- Assignment:
Word for word, repeat all the entries below, but without the pictures.

- Dataset rows describing interfaces:
━━━━━━━━━━

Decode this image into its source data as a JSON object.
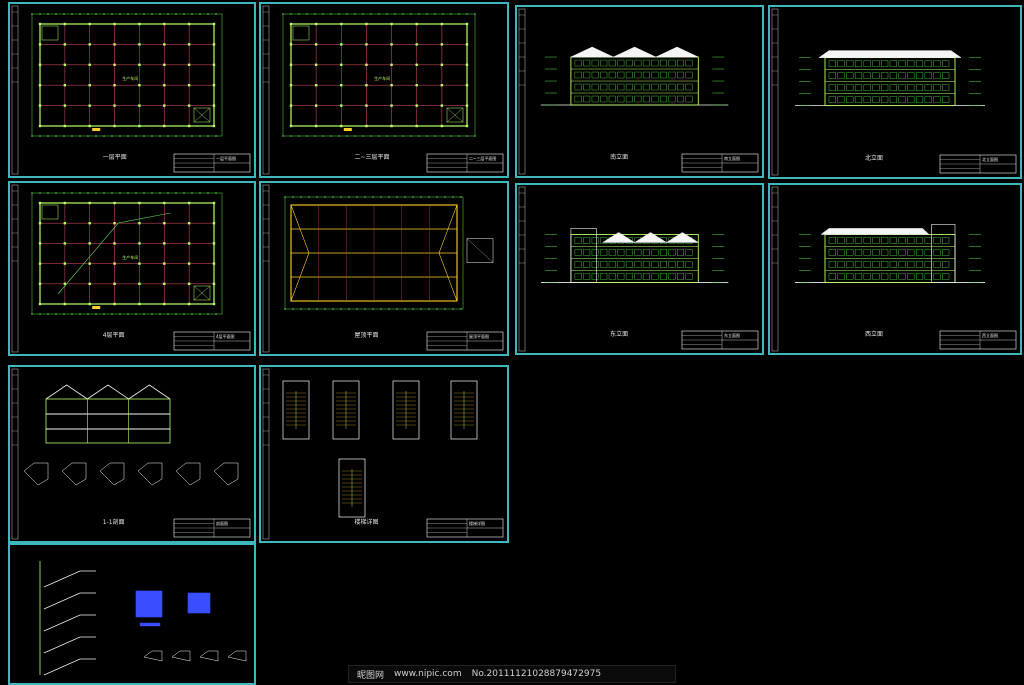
{
  "viewer": {
    "background": "#000000",
    "frame_color": "#3fb7bd",
    "line_colors": {
      "grid": "#c4445a",
      "wall": "#b8ff6a",
      "dim": "#58e04d",
      "roof": "#f5f5f5",
      "accent": "#ffd02a",
      "detail": "#3a4dff",
      "text": "#e8e8e8"
    }
  },
  "sheets": [
    {
      "id": "s1",
      "kind": "plan",
      "label": "一层平面",
      "room_label": "生产车间",
      "tb_label": "一层平面图"
    },
    {
      "id": "s2",
      "kind": "plan",
      "label": "二~三层平面",
      "room_label": "生产车间",
      "tb_label": "二~三层平面图"
    },
    {
      "id": "s3",
      "kind": "elevation-roof3",
      "label": "南立面",
      "tb_label": "南立面图"
    },
    {
      "id": "s4",
      "kind": "elevation-flat",
      "label": "北立面",
      "tb_label": "北立面图"
    },
    {
      "id": "s5",
      "kind": "plan-diag",
      "label": "4层平面",
      "room_label": "生产车间",
      "tb_label": "4层平面图"
    },
    {
      "id": "s6",
      "kind": "roof-plan",
      "label": "屋顶平面",
      "tb_label": "屋顶平面图"
    },
    {
      "id": "s7",
      "kind": "elevation-side",
      "label": "东立面",
      "tb_label": "东立面图"
    },
    {
      "id": "s8",
      "kind": "elevation-stepped",
      "label": "西立面",
      "tb_label": "西立面图"
    },
    {
      "id": "s9",
      "kind": "section",
      "label": "1-1剖面",
      "tb_label": "剖面图"
    },
    {
      "id": "s10",
      "kind": "stairs",
      "label": "楼梯详图",
      "tb_label": "楼梯详图"
    },
    {
      "id": "s11",
      "kind": "stair-section",
      "label": "",
      "tb_label": ""
    }
  ],
  "watermark": {
    "site": "昵图网",
    "url": "www.nipic.com",
    "code": "No.20111121028879472975"
  }
}
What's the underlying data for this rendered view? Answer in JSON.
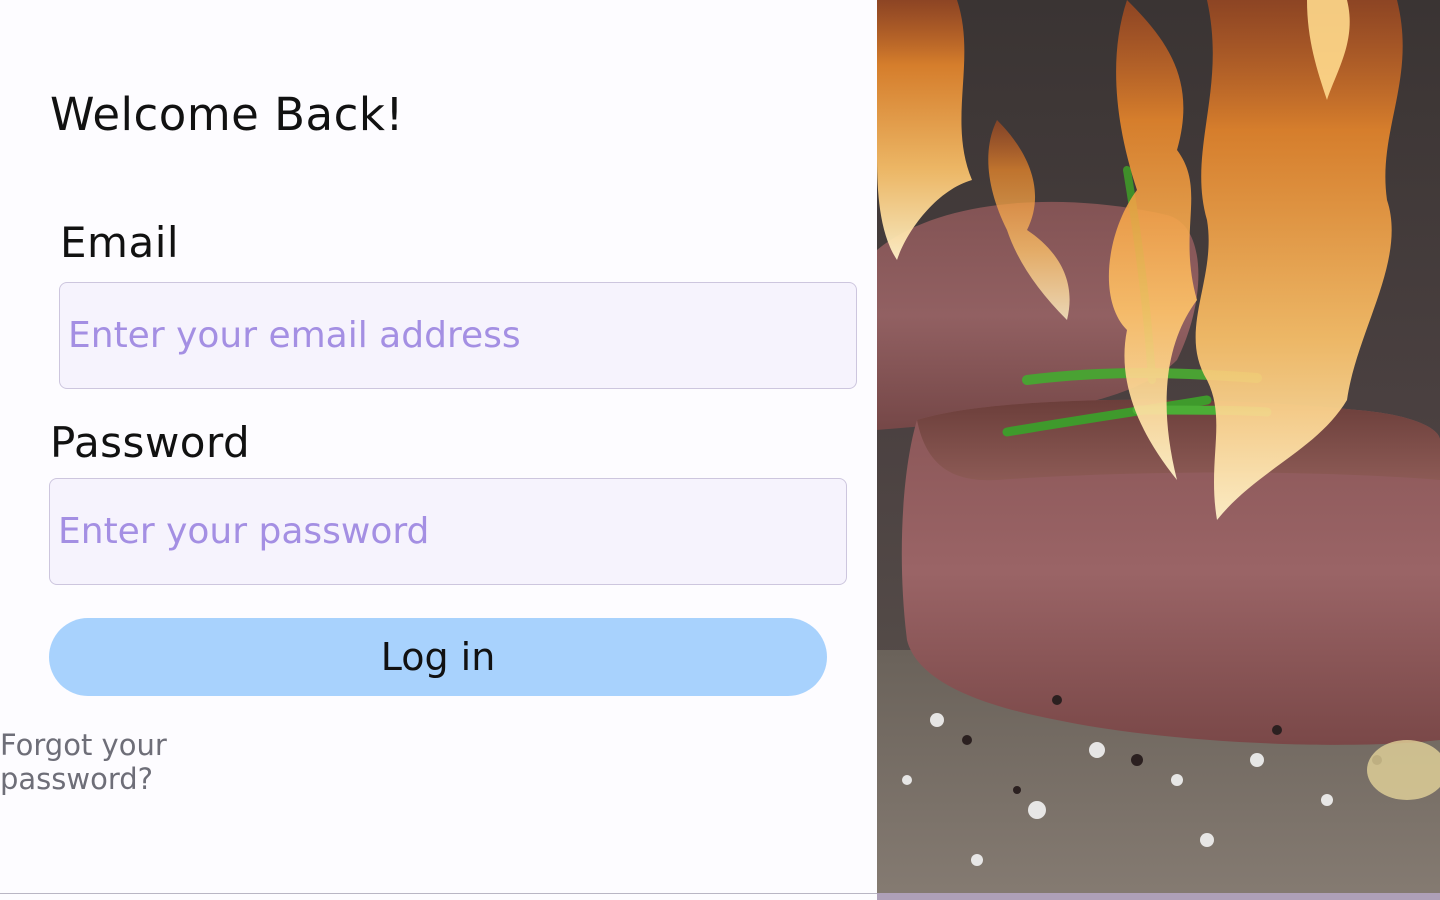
{
  "login": {
    "heading": "Welcome Back!",
    "email_label": "Email",
    "email_placeholder": "Enter your email address",
    "email_value": "",
    "password_label": "Password",
    "password_placeholder": "Enter your password",
    "password_value": "",
    "submit_label": "Log in",
    "forgot_label": "Forgot your password?"
  },
  "colors": {
    "button_bg": "#a8d2fd",
    "input_bg": "#f6f3fd",
    "placeholder": "#a48fe3",
    "link": "#6e6e78"
  },
  "hero_image": {
    "subject": "flame-grilled steak with rosemary and salt"
  }
}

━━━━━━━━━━

- Exercise output:
Decode this image into its source data as a JSON object.
{
  "viewer": {
    "background": "#000000",
    "frame_color": "#3fb7bd",
    "line_colors": {
      "grid": "#c4445a",
      "wall": "#b8ff6a",
      "dim": "#58e04d",
      "roof": "#f5f5f5",
      "accent": "#ffd02a",
      "detail": "#3a4dff",
      "text": "#e8e8e8"
    }
  },
  "sheets": [
    {
      "id": "s1",
      "kind": "plan",
      "label": "一层平面",
      "room_label": "生产车间",
      "tb_label": "一层平面图"
    },
    {
      "id": "s2",
      "kind": "plan",
      "label": "二~三层平面",
      "room_label": "生产车间",
      "tb_label": "二~三层平面图"
    },
    {
      "id": "s3",
      "kind": "elevation-roof3",
      "label": "南立面",
      "tb_label": "南立面图"
    },
    {
      "id": "s4",
      "kind": "elevation-flat",
      "label": "北立面",
      "tb_label": "北立面图"
    },
    {
      "id": "s5",
      "kind": "plan-diag",
      "label": "4层平面",
      "room_label": "生产车间",
      "tb_label": "4层平面图"
    },
    {
      "id": "s6",
      "kind": "roof-plan",
      "label": "屋顶平面",
      "tb_label": "屋顶平面图"
    },
    {
      "id": "s7",
      "kind": "elevation-side",
      "label": "东立面",
      "tb_label": "东立面图"
    },
    {
      "id": "s8",
      "kind": "elevation-stepped",
      "label": "西立面",
      "tb_label": "西立面图"
    },
    {
      "id": "s9",
      "kind": "section",
      "label": "1-1剖面",
      "tb_label": "剖面图"
    },
    {
      "id": "s10",
      "kind": "stairs",
      "label": "楼梯详图",
      "tb_label": "楼梯详图"
    },
    {
      "id": "s11",
      "kind": "stair-section",
      "label": "",
      "tb_label": ""
    }
  ],
  "watermark": {
    "site": "昵图网",
    "url": "www.nipic.com",
    "code": "No.20111121028879472975"
  }
}
What's the underlying data for this rendered view? Answer in JSON.
{
  "login": {
    "heading": "Welcome Back!",
    "email_label": "Email",
    "email_placeholder": "Enter your email address",
    "email_value": "",
    "password_label": "Password",
    "password_placeholder": "Enter your password",
    "password_value": "",
    "submit_label": "Log in",
    "forgot_label": "Forgot your password?"
  },
  "colors": {
    "button_bg": "#a8d2fd",
    "input_bg": "#f6f3fd",
    "placeholder": "#a48fe3",
    "link": "#6e6e78"
  },
  "hero_image": {
    "subject": "flame-grilled steak with rosemary and salt"
  }
}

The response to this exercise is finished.